◆ Dataset rows for apps and sites:
+ + + +

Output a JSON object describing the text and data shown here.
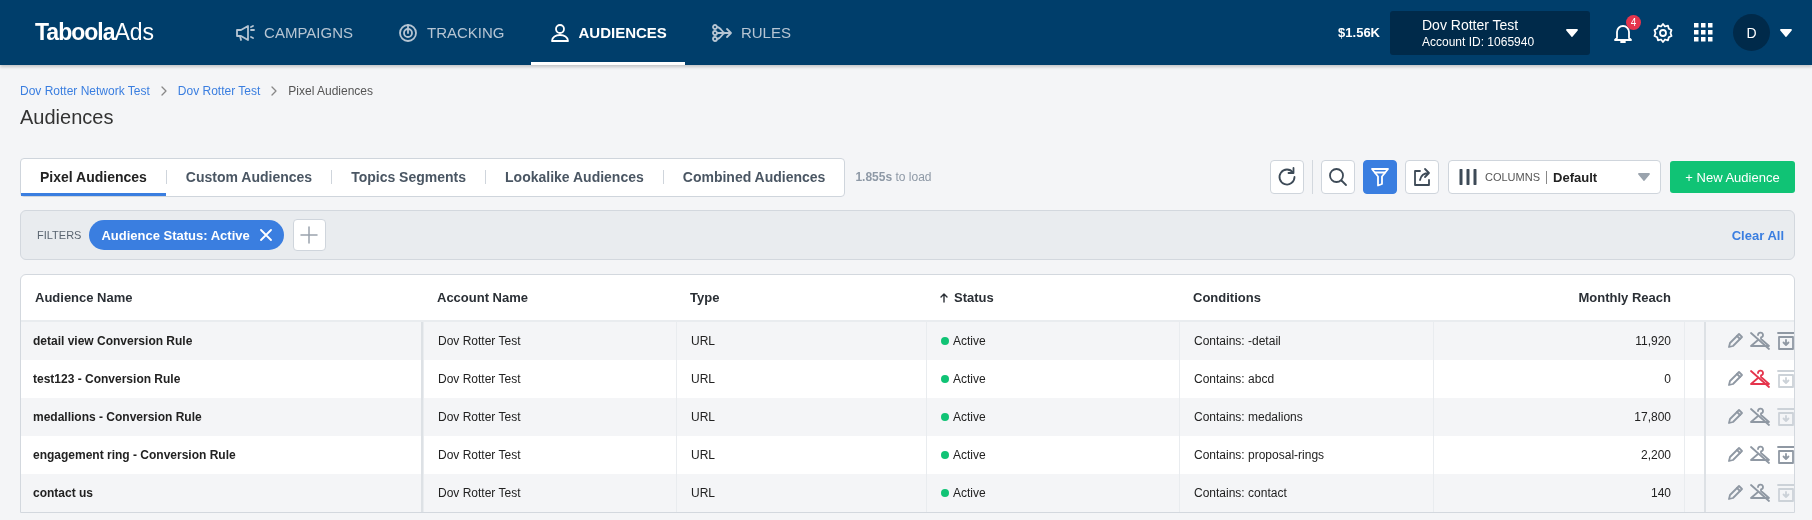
{
  "header": {
    "logo": {
      "brand": "Taboola",
      "product": "Ads"
    },
    "nav": [
      {
        "label": "CAMPAIGNS",
        "selected": false
      },
      {
        "label": "TRACKING",
        "selected": false
      },
      {
        "label": "AUDIENCES",
        "selected": true
      },
      {
        "label": "RULES",
        "selected": false
      }
    ],
    "balance": "$1.56K",
    "account": {
      "name": "Dov Rotter Test",
      "id": "Account ID: 1065940"
    },
    "notifications": "4",
    "avatar": "D"
  },
  "breadcrumbs": [
    {
      "label": "Dov Rotter Network Test",
      "link": true
    },
    {
      "label": "Dov Rotter Test",
      "link": true
    },
    {
      "label": "Pixel Audiences",
      "link": false
    }
  ],
  "title": "Audiences",
  "tabs": [
    {
      "label": "Pixel Audiences",
      "selected": true
    },
    {
      "label": "Custom Audiences",
      "selected": false
    },
    {
      "label": "Topics Segments",
      "selected": false
    },
    {
      "label": "Lookalike Audiences",
      "selected": false
    },
    {
      "label": "Combined Audiences",
      "selected": false
    }
  ],
  "load_time": {
    "value": "1.855s",
    "suffix": "to load"
  },
  "toolbar": {
    "tools": [
      {
        "kind": "refresh",
        "selected": false
      },
      {
        "kind": "search",
        "selected": false
      },
      {
        "kind": "filter",
        "selected": true
      },
      {
        "kind": "export",
        "selected": false
      }
    ],
    "columns": {
      "label": "COLUMNS",
      "value": "Default"
    },
    "new_button": "+ New Audience"
  },
  "filters": {
    "label": "FILTERS",
    "chips": [
      "Audience Status: Active"
    ],
    "clear": "Clear All"
  },
  "table": {
    "columns": [
      {
        "label": "Audience Name",
        "sorted": false
      },
      {
        "label": "Account Name",
        "sorted": false
      },
      {
        "label": "Type",
        "sorted": false
      },
      {
        "label": "Status",
        "sorted": true
      },
      {
        "label": "Conditions",
        "sorted": false
      },
      {
        "label": "Monthly Reach",
        "sorted": false
      }
    ],
    "rows": [
      {
        "name": "detail view Conversion Rule",
        "account": "Dov Rotter Test",
        "type": "URL",
        "status": "Active",
        "conditions": "Contains: -detail",
        "reach": "11,920",
        "alert": false,
        "archive_enabled": true
      },
      {
        "name": "test123 - Conversion Rule",
        "account": "Dov Rotter Test",
        "type": "URL",
        "status": "Active",
        "conditions": "Contains: abcd",
        "reach": "0",
        "alert": true,
        "archive_enabled": false
      },
      {
        "name": "medallions - Conversion Rule",
        "account": "Dov Rotter Test",
        "type": "URL",
        "status": "Active",
        "conditions": "Contains: medalions",
        "reach": "17,800",
        "alert": false,
        "archive_enabled": false
      },
      {
        "name": "engagement ring - Conversion Rule",
        "account": "Dov Rotter Test",
        "type": "URL",
        "status": "Active",
        "conditions": "Contains: proposal-rings",
        "reach": "2,200",
        "alert": false,
        "archive_enabled": true
      },
      {
        "name": "contact us",
        "account": "Dov Rotter Test",
        "type": "URL",
        "status": "Active",
        "conditions": "Contains: contact",
        "reach": "140",
        "alert": false,
        "archive_enabled": false
      }
    ]
  }
}
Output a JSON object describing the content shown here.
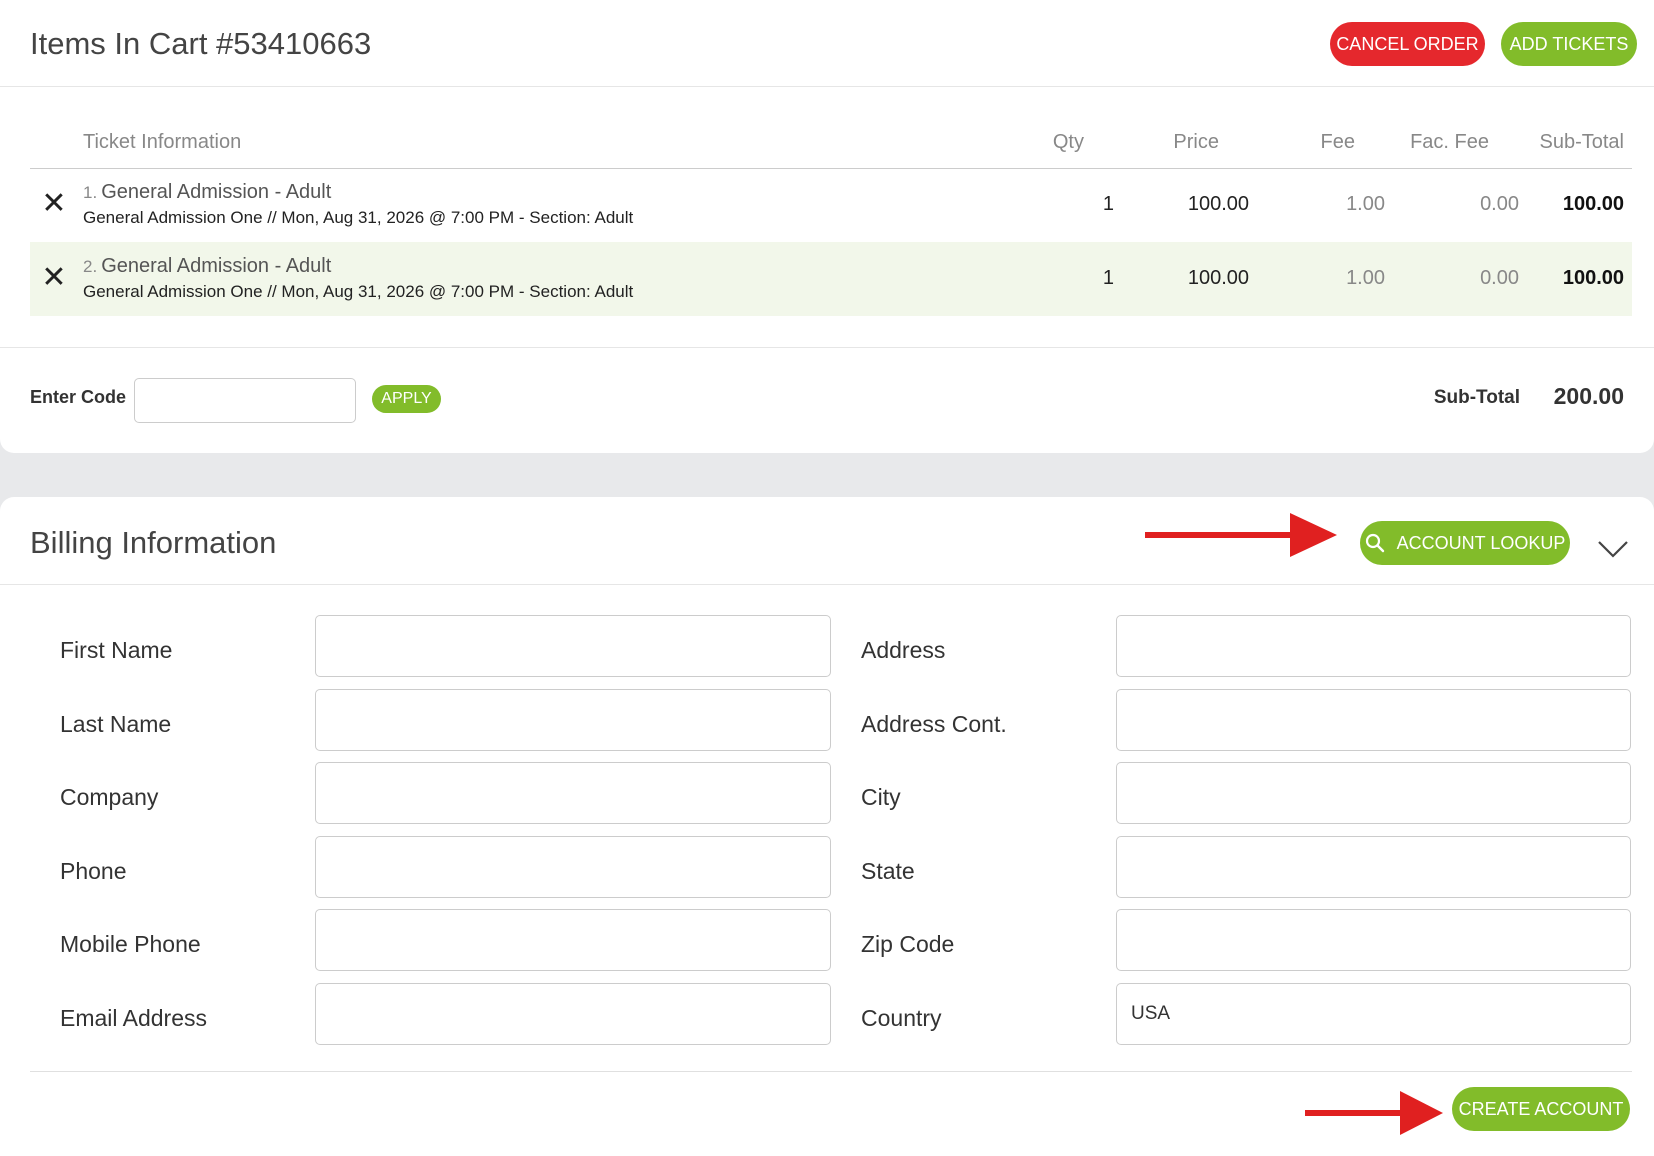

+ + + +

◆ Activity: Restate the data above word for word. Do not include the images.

◆ Solution:
Output a JSON object describing the text and data shown here.
{
  "header": {
    "logo": {
      "brand": "Taboola",
      "product": "Ads"
    },
    "nav": [
      {
        "label": "CAMPAIGNS",
        "selected": false
      },
      {
        "label": "TRACKING",
        "selected": false
      },
      {
        "label": "AUDIENCES",
        "selected": true
      },
      {
        "label": "RULES",
        "selected": false
      }
    ],
    "balance": "$1.56K",
    "account": {
      "name": "Dov Rotter Test",
      "id": "Account ID: 1065940"
    },
    "notifications": "4",
    "avatar": "D"
  },
  "breadcrumbs": [
    {
      "label": "Dov Rotter Network Test",
      "link": true
    },
    {
      "label": "Dov Rotter Test",
      "link": true
    },
    {
      "label": "Pixel Audiences",
      "link": false
    }
  ],
  "title": "Audiences",
  "tabs": [
    {
      "label": "Pixel Audiences",
      "selected": true
    },
    {
      "label": "Custom Audiences",
      "selected": false
    },
    {
      "label": "Topics Segments",
      "selected": false
    },
    {
      "label": "Lookalike Audiences",
      "selected": false
    },
    {
      "label": "Combined Audiences",
      "selected": false
    }
  ],
  "load_time": {
    "value": "1.855s",
    "suffix": "to load"
  },
  "toolbar": {
    "tools": [
      {
        "kind": "refresh",
        "selected": false
      },
      {
        "kind": "search",
        "selected": false
      },
      {
        "kind": "filter",
        "selected": true
      },
      {
        "kind": "export",
        "selected": false
      }
    ],
    "columns": {
      "label": "COLUMNS",
      "value": "Default"
    },
    "new_button": "+ New Audience"
  },
  "filters": {
    "label": "FILTERS",
    "chips": [
      "Audience Status: Active"
    ],
    "clear": "Clear All"
  },
  "table": {
    "columns": [
      {
        "label": "Audience Name",
        "sorted": false
      },
      {
        "label": "Account Name",
        "sorted": false
      },
      {
        "label": "Type",
        "sorted": false
      },
      {
        "label": "Status",
        "sorted": true
      },
      {
        "label": "Conditions",
        "sorted": false
      },
      {
        "label": "Monthly Reach",
        "sorted": false
      }
    ],
    "rows": [
      {
        "name": "detail view Conversion Rule",
        "account": "Dov Rotter Test",
        "type": "URL",
        "status": "Active",
        "conditions": "Contains: -detail",
        "reach": "11,920",
        "alert": false,
        "archive_enabled": true
      },
      {
        "name": "test123 - Conversion Rule",
        "account": "Dov Rotter Test",
        "type": "URL",
        "status": "Active",
        "conditions": "Contains: abcd",
        "reach": "0",
        "alert": true,
        "archive_enabled": false
      },
      {
        "name": "medallions - Conversion Rule",
        "account": "Dov Rotter Test",
        "type": "URL",
        "status": "Active",
        "conditions": "Contains: medalions",
        "reach": "17,800",
        "alert": false,
        "archive_enabled": false
      },
      {
        "name": "engagement ring - Conversion Rule",
        "account": "Dov Rotter Test",
        "type": "URL",
        "status": "Active",
        "conditions": "Contains: proposal-rings",
        "reach": "2,200",
        "alert": false,
        "archive_enabled": true
      },
      {
        "name": "contact us",
        "account": "Dov Rotter Test",
        "type": "URL",
        "status": "Active",
        "conditions": "Contains: contact",
        "reach": "140",
        "alert": false,
        "archive_enabled": false
      }
    ]
  }
}
Output a JSON object describing the content shown here.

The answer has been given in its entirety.